§ DIRECTIONS
Only the pictures are to be left out; set down the rest of the records exactly.

§ DATA FOR THE TASK
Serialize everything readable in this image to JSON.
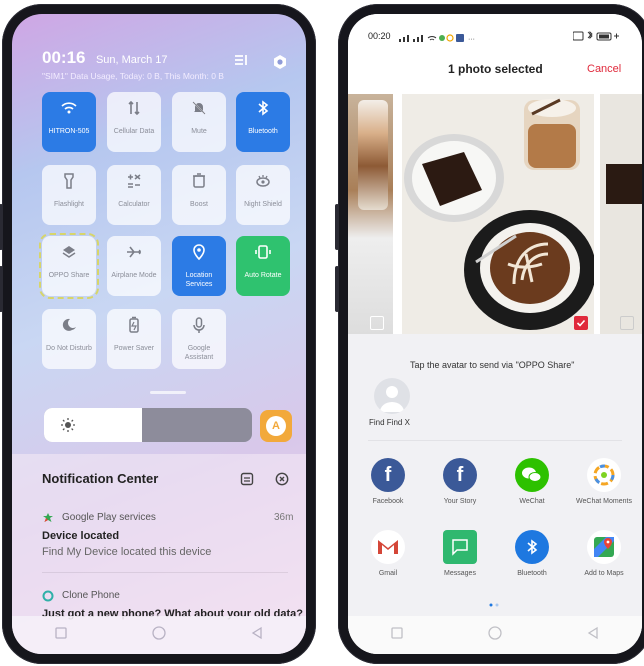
{
  "left_phone": {
    "time": "00:16",
    "date": "Sun, March 17",
    "data_usage": "\"SIM1\" Data Usage, Today: 0 B, This Month: 0 B",
    "tiles": [
      {
        "label": "HITRON-505",
        "icon": "wifi-icon",
        "state": "on"
      },
      {
        "label": "Cellular Data",
        "icon": "cellular-data-icon",
        "state": "off"
      },
      {
        "label": "Mute",
        "icon": "mute-bell-icon",
        "state": "off"
      },
      {
        "label": "Bluetooth",
        "icon": "bluetooth-icon",
        "state": "on"
      },
      {
        "label": "Flashlight",
        "icon": "flashlight-icon",
        "state": "off"
      },
      {
        "label": "Calculator",
        "icon": "calculator-icon",
        "state": "off"
      },
      {
        "label": "Boost",
        "icon": "boost-icon",
        "state": "off"
      },
      {
        "label": "Night Shield",
        "icon": "night-shield-icon",
        "state": "off"
      },
      {
        "label": "OPPO Share",
        "icon": "oppo-share-icon",
        "state": "off"
      },
      {
        "label": "Airplane Mode",
        "icon": "airplane-icon",
        "state": "off"
      },
      {
        "label": "Location Services",
        "icon": "location-icon",
        "state": "on"
      },
      {
        "label": "Auto Rotate",
        "icon": "auto-rotate-icon",
        "state": "on"
      },
      {
        "label": "Do Not Disturb",
        "icon": "moon-icon",
        "state": "off"
      },
      {
        "label": "Power Saver",
        "icon": "battery-icon",
        "state": "off"
      },
      {
        "label": "Google Assistant",
        "icon": "microphone-icon",
        "state": "off"
      }
    ],
    "brightness_level": 0.47,
    "auto_brightness_letter": "A",
    "notification_center": {
      "title": "Notification Center",
      "items": [
        {
          "app": "Google Play services",
          "time": "36m",
          "title": "Device located",
          "text": "Find My Device located this device"
        },
        {
          "app": "Clone Phone",
          "time": "",
          "title": "Just got a new phone? What about your old data?",
          "text": ""
        }
      ]
    }
  },
  "right_phone": {
    "time": "00:20",
    "title": "1 photo selected",
    "cancel": "Cancel",
    "oppo_share_hint": "Tap the avatar to send via \"OPPO Share\"",
    "nearby_device": "Find Find X",
    "apps": [
      {
        "label": "Facebook",
        "icon": "facebook-icon",
        "color": "#3b5998"
      },
      {
        "label": "Your Story",
        "icon": "facebook-icon",
        "color": "#3b5998"
      },
      {
        "label": "WeChat",
        "icon": "wechat-icon",
        "color": "#2dc100"
      },
      {
        "label": "WeChat Moments",
        "icon": "wechat-moments-icon",
        "color": "#ffffff"
      },
      {
        "label": "Gmail",
        "icon": "gmail-icon",
        "color": "#ffffff"
      },
      {
        "label": "Messages",
        "icon": "messages-icon",
        "color": "#2fb86f"
      },
      {
        "label": "Bluetooth",
        "icon": "bluetooth-icon",
        "color": "#1e78e0"
      },
      {
        "label": "Add to Maps",
        "icon": "maps-icon",
        "color": "#ffffff"
      }
    ]
  },
  "colors": {
    "accent_blue": "#2c7be5",
    "accent_green": "#2fc26f",
    "cancel_red": "#e0293b",
    "auto_brightness": "#f2a93b"
  }
}
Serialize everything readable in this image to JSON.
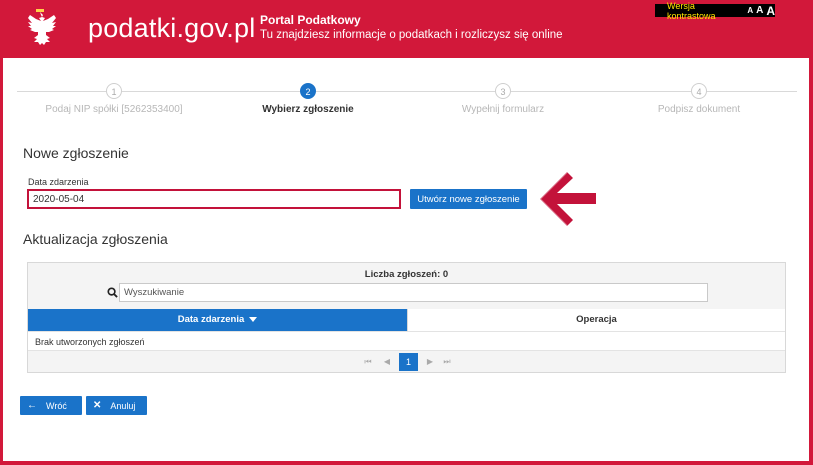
{
  "header": {
    "site_title": "podatki.gov.pl",
    "portal_name": "Portal Podatkowy",
    "tagline": "Tu znajdziesz informacje o podatkach i rozliczysz się online",
    "contrast_label": "Wersja kontrastowa",
    "font_size_labels": [
      "A",
      "A",
      "A"
    ]
  },
  "steps": [
    {
      "number": "1",
      "label": "Podaj NIP spółki [5262353400]"
    },
    {
      "number": "2",
      "label": "Wybierz zgłoszenie"
    },
    {
      "number": "3",
      "label": "Wypełnij formularz"
    },
    {
      "number": "4",
      "label": "Podpisz dokument"
    }
  ],
  "active_step": 2,
  "new_report": {
    "title": "Nowe zgłoszenie",
    "date_label": "Data zdarzenia",
    "date_value": "2020-05-04",
    "create_button": "Utwórz nowe zgłoszenie"
  },
  "update_section": {
    "title": "Aktualizacja zgłoszenia",
    "count_label": "Liczba zgłoszeń: 0",
    "search_placeholder": "Wyszukiwanie",
    "columns": [
      "Data zdarzenia",
      "Operacja"
    ],
    "empty_message": "Brak utworzonych zgłoszeń",
    "pagination": {
      "first": "⏮",
      "prev": "◀",
      "current": "1",
      "next": "▶",
      "last": "⏭"
    }
  },
  "footer_buttons": {
    "back": "Wróć",
    "cancel": "Anuluj"
  },
  "colors": {
    "brand_red": "#d2183a",
    "primary_blue": "#1a73c9",
    "arrow_red": "#c3123a"
  }
}
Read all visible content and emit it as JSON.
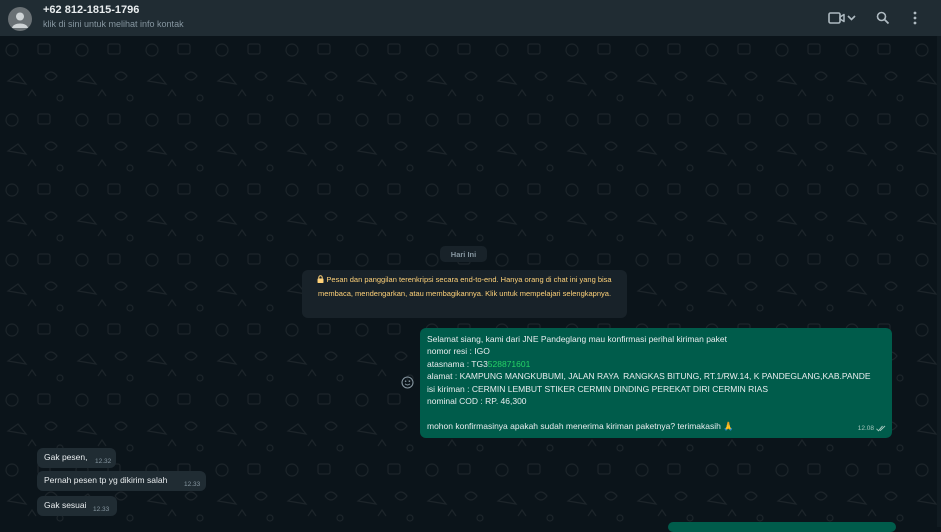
{
  "header": {
    "contact_name": "+62 812-1815-1796",
    "contact_subtitle": "klik di sini untuk melihat info kontak",
    "icons": [
      "avatar-person-icon",
      "video-call-icon",
      "chevron-down-icon",
      "search-icon",
      "menu-kebab-icon"
    ]
  },
  "chat": {
    "date_label": "Hari Ini",
    "encryption_notice": "Pesan dan panggilan terenkripsi secara end-to-end. Hanya orang di chat ini yang bisa membaca, mendengarkan, atau membagikannya. Klik untuk mempelajari selengkapnya.",
    "outgoing": {
      "line1": "Selamat siang, kami dari JNE Pandeglang mau konfirmasi perihal kiriman paket",
      "line2": "nomor resi : IGO",
      "line3_prefix": "atasnama : TG3",
      "line3_highlight": "528871601",
      "line4": "alamat : KAMPUNG MANGKUBUMI, JALAN RAYA  RANGKAS BITUNG, RT.1/RW.14, K PANDEGLANG,KAB.PANDE",
      "line5": "isi kiriman : CERMIN LEMBUT STIKER CERMIN DINDING PEREKAT DIRI CERMIN RIAS",
      "line6": "nominal COD : RP. 46,300",
      "line7": "mohon konfirmasinya apakah sudah menerima kiriman paketnya? terimakasih 🙏",
      "time": "12.08"
    },
    "incoming": [
      {
        "text": "Gak pesen,",
        "time": "12.32"
      },
      {
        "text": "Pernah pesen tp yg dikirim salah",
        "time": "12.33"
      },
      {
        "text": "Gak sesuai",
        "time": "12.33"
      }
    ]
  },
  "colors": {
    "background": "#0b141a",
    "header": "#202c33",
    "outgoing_bubble": "#005c4b",
    "incoming_bubble": "#202c33",
    "notice_text": "#ffd279"
  }
}
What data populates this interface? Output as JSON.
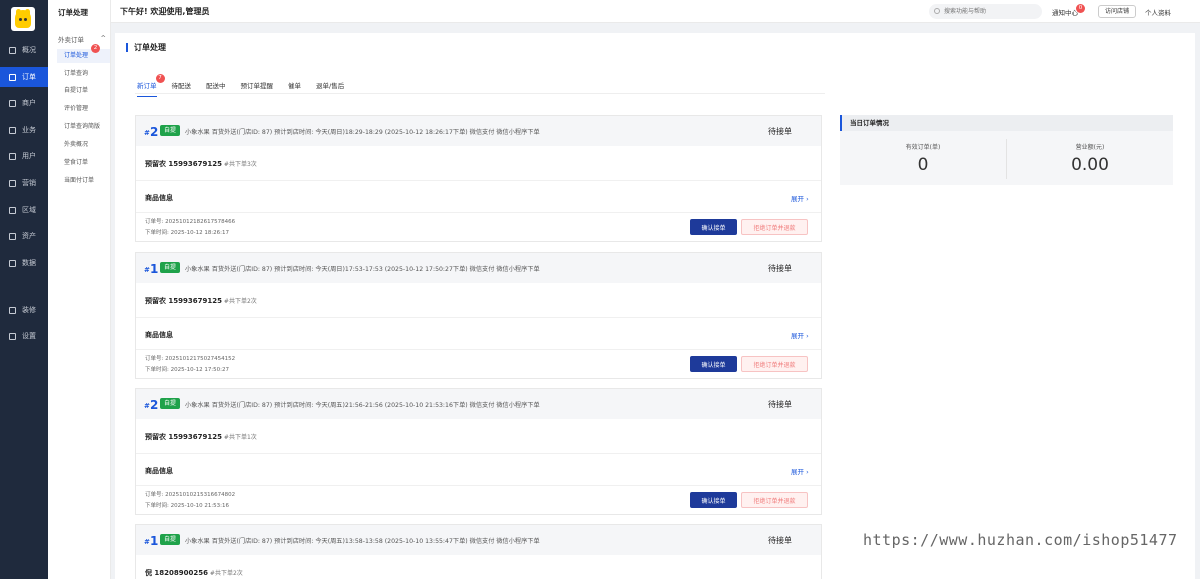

§ EXPECTED OUTPUT
Serialize everything readable in this image to JSON.
{
  "left_phone": {
    "time": "00:16",
    "date": "Sun, March 17",
    "data_usage": "\"SIM1\" Data Usage, Today: 0 B, This Month: 0 B",
    "tiles": [
      {
        "label": "HITRON-505",
        "icon": "wifi-icon",
        "state": "on"
      },
      {
        "label": "Cellular Data",
        "icon": "cellular-data-icon",
        "state": "off"
      },
      {
        "label": "Mute",
        "icon": "mute-bell-icon",
        "state": "off"
      },
      {
        "label": "Bluetooth",
        "icon": "bluetooth-icon",
        "state": "on"
      },
      {
        "label": "Flashlight",
        "icon": "flashlight-icon",
        "state": "off"
      },
      {
        "label": "Calculator",
        "icon": "calculator-icon",
        "state": "off"
      },
      {
        "label": "Boost",
        "icon": "boost-icon",
        "state": "off"
      },
      {
        "label": "Night Shield",
        "icon": "night-shield-icon",
        "state": "off"
      },
      {
        "label": "OPPO Share",
        "icon": "oppo-share-icon",
        "state": "off"
      },
      {
        "label": "Airplane Mode",
        "icon": "airplane-icon",
        "state": "off"
      },
      {
        "label": "Location Services",
        "icon": "location-icon",
        "state": "on"
      },
      {
        "label": "Auto Rotate",
        "icon": "auto-rotate-icon",
        "state": "on"
      },
      {
        "label": "Do Not Disturb",
        "icon": "moon-icon",
        "state": "off"
      },
      {
        "label": "Power Saver",
        "icon": "battery-icon",
        "state": "off"
      },
      {
        "label": "Google Assistant",
        "icon": "microphone-icon",
        "state": "off"
      }
    ],
    "brightness_level": 0.47,
    "auto_brightness_letter": "A",
    "notification_center": {
      "title": "Notification Center",
      "items": [
        {
          "app": "Google Play services",
          "time": "36m",
          "title": "Device located",
          "text": "Find My Device located this device"
        },
        {
          "app": "Clone Phone",
          "time": "",
          "title": "Just got a new phone? What about your old data?",
          "text": ""
        }
      ]
    }
  },
  "right_phone": {
    "time": "00:20",
    "title": "1 photo selected",
    "cancel": "Cancel",
    "oppo_share_hint": "Tap the avatar to send via \"OPPO Share\"",
    "nearby_device": "Find Find X",
    "apps": [
      {
        "label": "Facebook",
        "icon": "facebook-icon",
        "color": "#3b5998"
      },
      {
        "label": "Your Story",
        "icon": "facebook-icon",
        "color": "#3b5998"
      },
      {
        "label": "WeChat",
        "icon": "wechat-icon",
        "color": "#2dc100"
      },
      {
        "label": "WeChat Moments",
        "icon": "wechat-moments-icon",
        "color": "#ffffff"
      },
      {
        "label": "Gmail",
        "icon": "gmail-icon",
        "color": "#ffffff"
      },
      {
        "label": "Messages",
        "icon": "messages-icon",
        "color": "#2fb86f"
      },
      {
        "label": "Bluetooth",
        "icon": "bluetooth-icon",
        "color": "#1e78e0"
      },
      {
        "label": "Add to Maps",
        "icon": "maps-icon",
        "color": "#ffffff"
      }
    ]
  },
  "colors": {
    "accent_blue": "#2c7be5",
    "accent_green": "#2fc26f",
    "cancel_red": "#e0293b",
    "auto_brightness": "#f2a93b"
  }
}
Serialize everything readable in this image to JSON.
{
  "header": {
    "site_title": "podatki.gov.pl",
    "portal_name": "Portal Podatkowy",
    "tagline": "Tu znajdziesz informacje o podatkach i rozliczysz się online",
    "contrast_label": "Wersja kontrastowa",
    "font_size_labels": [
      "A",
      "A",
      "A"
    ]
  },
  "steps": [
    {
      "number": "1",
      "label": "Podaj NIP spółki [5262353400]"
    },
    {
      "number": "2",
      "label": "Wybierz zgłoszenie"
    },
    {
      "number": "3",
      "label": "Wypełnij formularz"
    },
    {
      "number": "4",
      "label": "Podpisz dokument"
    }
  ],
  "active_step": 2,
  "new_report": {
    "title": "Nowe zgłoszenie",
    "date_label": "Data zdarzenia",
    "date_value": "2020-05-04",
    "create_button": "Utwórz nowe zgłoszenie"
  },
  "update_section": {
    "title": "Aktualizacja zgłoszenia",
    "count_label": "Liczba zgłoszeń: 0",
    "search_placeholder": "Wyszukiwanie",
    "columns": [
      "Data zdarzenia",
      "Operacja"
    ],
    "empty_message": "Brak utworzonych zgłoszeń",
    "pagination": {
      "first": "⏮",
      "prev": "◀",
      "current": "1",
      "next": "▶",
      "last": "⏭"
    }
  },
  "footer_buttons": {
    "back": "Wróć",
    "cancel": "Anuluj"
  },
  "colors": {
    "brand_red": "#d2183a",
    "primary_blue": "#1a73c9",
    "arrow_red": "#c3123a"
  }
}
Read all visible content and emit it as JSON.
{
  "header": {
    "contact_name": "+62 812-1815-1796",
    "contact_subtitle": "klik di sini untuk melihat info kontak",
    "icons": [
      "avatar-person-icon",
      "video-call-icon",
      "chevron-down-icon",
      "search-icon",
      "menu-kebab-icon"
    ]
  },
  "chat": {
    "date_label": "Hari Ini",
    "encryption_notice": "Pesan dan panggilan terenkripsi secara end-to-end. Hanya orang di chat ini yang bisa membaca, mendengarkan, atau membagikannya. Klik untuk mempelajari selengkapnya.",
    "outgoing": {
      "line1": "Selamat siang, kami dari JNE Pandeglang mau konfirmasi perihal kiriman paket",
      "line2": "nomor resi : IGO",
      "line3_prefix": "atasnama : TG3",
      "line3_highlight": "528871601",
      "line4": "alamat : KAMPUNG MANGKUBUMI, JALAN RAYA  RANGKAS BITUNG, RT.1/RW.14, K PANDEGLANG,KAB.PANDE",
      "line5": "isi kiriman : CERMIN LEMBUT STIKER CERMIN DINDING PEREKAT DIRI CERMIN RIAS",
      "line6": "nominal COD : RP. 46,300",
      "line7": "mohon konfirmasinya apakah sudah menerima kiriman paketnya? terimakasih 🙏",
      "time": "12.08"
    },
    "incoming": [
      {
        "text": "Gak pesen,",
        "time": "12.32"
      },
      {
        "text": "Pernah pesen tp yg dikirim salah",
        "time": "12.33"
      },
      {
        "text": "Gak sesuai",
        "time": "12.33"
      }
    ]
  },
  "colors": {
    "background": "#0b141a",
    "header": "#202c33",
    "outgoing_bubble": "#005c4b",
    "incoming_bubble": "#202c33",
    "notice_text": "#ffd279"
  }
}
What data populates this interface? Output as JSON.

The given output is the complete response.